We think that the trial court's decision is just and reasonable as far as it goes; it simply fails to completely dispose of all of the issues and determine all the rights of the parties. It left unresolved the disposition of appellants' investment of several thousand dollars for construction of the building on one parcel. Respondent argues that the result is a just one as it stands since appellants learned of his claim to an interest in the property during the course of construction but nevertheless completed the work. He argues appellants made the improvements at their own risk. The record, however, indicates that when respondent notified appellants of his interest in the property, he made no attempt to stop the work. In fact, he tacitly agreed that construction should continue and that he would accept a share of the monthly rental from the completed building. His share of the income was to be credited on account of the money he had advanced Mrs. Stokes to buy the lot. Thus, respondent is in no position to contend that appellants proceeded at their own risk and to argue forfeiture. The inequitable result of leaving appellants' investment in the property unprotected is manifest from the fact that appellants contributed labor and material far in excess of the purchase price provided by respondent. Furthermore, the forfeiture would prove a windfall, not to respondent but to Mrs. Stokes in whom title is vested as to each parcel.
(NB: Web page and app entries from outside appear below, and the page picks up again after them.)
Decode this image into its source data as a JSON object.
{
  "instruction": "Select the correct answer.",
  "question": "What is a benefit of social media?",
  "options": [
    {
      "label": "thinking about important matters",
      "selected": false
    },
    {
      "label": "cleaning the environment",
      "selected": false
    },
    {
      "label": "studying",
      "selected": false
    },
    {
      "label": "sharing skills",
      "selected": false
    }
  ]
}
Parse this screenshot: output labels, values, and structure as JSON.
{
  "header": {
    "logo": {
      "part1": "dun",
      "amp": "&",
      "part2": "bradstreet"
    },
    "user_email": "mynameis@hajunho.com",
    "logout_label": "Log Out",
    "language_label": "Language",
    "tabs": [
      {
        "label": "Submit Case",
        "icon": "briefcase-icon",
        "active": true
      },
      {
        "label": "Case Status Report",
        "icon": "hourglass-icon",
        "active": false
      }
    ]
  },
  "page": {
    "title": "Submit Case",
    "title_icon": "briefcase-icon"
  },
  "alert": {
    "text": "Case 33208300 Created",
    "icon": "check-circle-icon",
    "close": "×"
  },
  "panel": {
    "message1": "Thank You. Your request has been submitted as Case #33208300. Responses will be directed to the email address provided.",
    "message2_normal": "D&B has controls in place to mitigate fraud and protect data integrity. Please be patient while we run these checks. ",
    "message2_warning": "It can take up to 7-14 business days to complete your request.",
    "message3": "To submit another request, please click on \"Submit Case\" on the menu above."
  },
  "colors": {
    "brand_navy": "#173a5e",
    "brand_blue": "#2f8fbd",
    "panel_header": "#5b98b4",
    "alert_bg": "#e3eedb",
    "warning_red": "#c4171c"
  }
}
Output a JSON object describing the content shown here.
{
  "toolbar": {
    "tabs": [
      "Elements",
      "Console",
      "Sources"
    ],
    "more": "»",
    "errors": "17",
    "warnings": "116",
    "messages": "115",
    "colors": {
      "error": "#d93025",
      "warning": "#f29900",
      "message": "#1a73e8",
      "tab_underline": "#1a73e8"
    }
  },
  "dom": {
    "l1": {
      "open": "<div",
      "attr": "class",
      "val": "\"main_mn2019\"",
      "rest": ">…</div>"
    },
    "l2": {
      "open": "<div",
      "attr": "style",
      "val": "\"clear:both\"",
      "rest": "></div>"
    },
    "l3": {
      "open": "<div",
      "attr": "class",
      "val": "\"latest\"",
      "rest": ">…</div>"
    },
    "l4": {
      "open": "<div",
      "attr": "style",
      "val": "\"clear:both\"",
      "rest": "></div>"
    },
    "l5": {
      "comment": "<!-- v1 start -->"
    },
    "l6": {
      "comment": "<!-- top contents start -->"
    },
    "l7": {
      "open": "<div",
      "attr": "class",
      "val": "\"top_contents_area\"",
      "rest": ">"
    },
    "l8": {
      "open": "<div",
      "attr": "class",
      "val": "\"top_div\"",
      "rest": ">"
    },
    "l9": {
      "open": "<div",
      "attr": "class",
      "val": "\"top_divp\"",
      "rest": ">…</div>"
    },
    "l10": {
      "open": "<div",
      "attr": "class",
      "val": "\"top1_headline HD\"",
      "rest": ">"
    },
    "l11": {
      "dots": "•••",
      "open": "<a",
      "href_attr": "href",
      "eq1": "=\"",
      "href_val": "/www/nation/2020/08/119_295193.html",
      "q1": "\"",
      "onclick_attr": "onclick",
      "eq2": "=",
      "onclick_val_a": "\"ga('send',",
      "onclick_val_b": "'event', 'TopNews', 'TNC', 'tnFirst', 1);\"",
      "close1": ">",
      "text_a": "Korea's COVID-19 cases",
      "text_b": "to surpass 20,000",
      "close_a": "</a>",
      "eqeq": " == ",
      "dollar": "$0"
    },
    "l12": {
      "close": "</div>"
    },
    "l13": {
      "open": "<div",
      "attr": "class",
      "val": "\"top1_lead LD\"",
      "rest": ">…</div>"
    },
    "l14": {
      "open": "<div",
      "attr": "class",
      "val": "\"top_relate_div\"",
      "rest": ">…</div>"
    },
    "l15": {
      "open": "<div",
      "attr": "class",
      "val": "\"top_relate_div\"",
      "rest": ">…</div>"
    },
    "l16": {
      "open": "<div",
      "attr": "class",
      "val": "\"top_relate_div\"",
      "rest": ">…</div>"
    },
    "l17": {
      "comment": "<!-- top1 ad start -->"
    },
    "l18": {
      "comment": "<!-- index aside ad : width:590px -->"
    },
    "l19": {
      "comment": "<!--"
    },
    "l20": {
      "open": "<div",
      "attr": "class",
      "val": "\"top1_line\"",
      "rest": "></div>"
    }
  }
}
Yet, she is the only person involved who invested absolutely nothing in the property and it was she who manipulated the several transactions which created the present situation, to the detriment of all concerned. The court should have awarded appellants a lien, subsequent to respondent's, for the amount of appellants' interest in the building on the property. Since the court had jurisdiction over the parties and the subject matter, it had authority to make a complete disposition of all issues and all facets of the case. It was held in Guardianship of Peterson, 64 Cal.App.2d 473, 478, 149 P.2d 65, that where a court has general jurisdiction of a subject, it has power to make a full disposition of the matter and conclude the litigation respecting it. See also, Code Civ.Proc. § 187. A complete determination is necessary not only to settle the interests of the parties but to clarify the title to the real property involved and to prevent subsequent litigation.
It is ordered that the case be remanded to the trial court to determine plaintiff's interest in the building; to direct that said amount be payable in accordance with the agreement between appellants and Stokes; that appellants have a lien to secure said payments; that said lien shall be subsequent to the liens of appellants and respondent established by the judgment originally entered in this action by the trial court.
STONE, Justice pro tem.
DRAPER, Acting P. J., and SHOEMAKER, J., concur.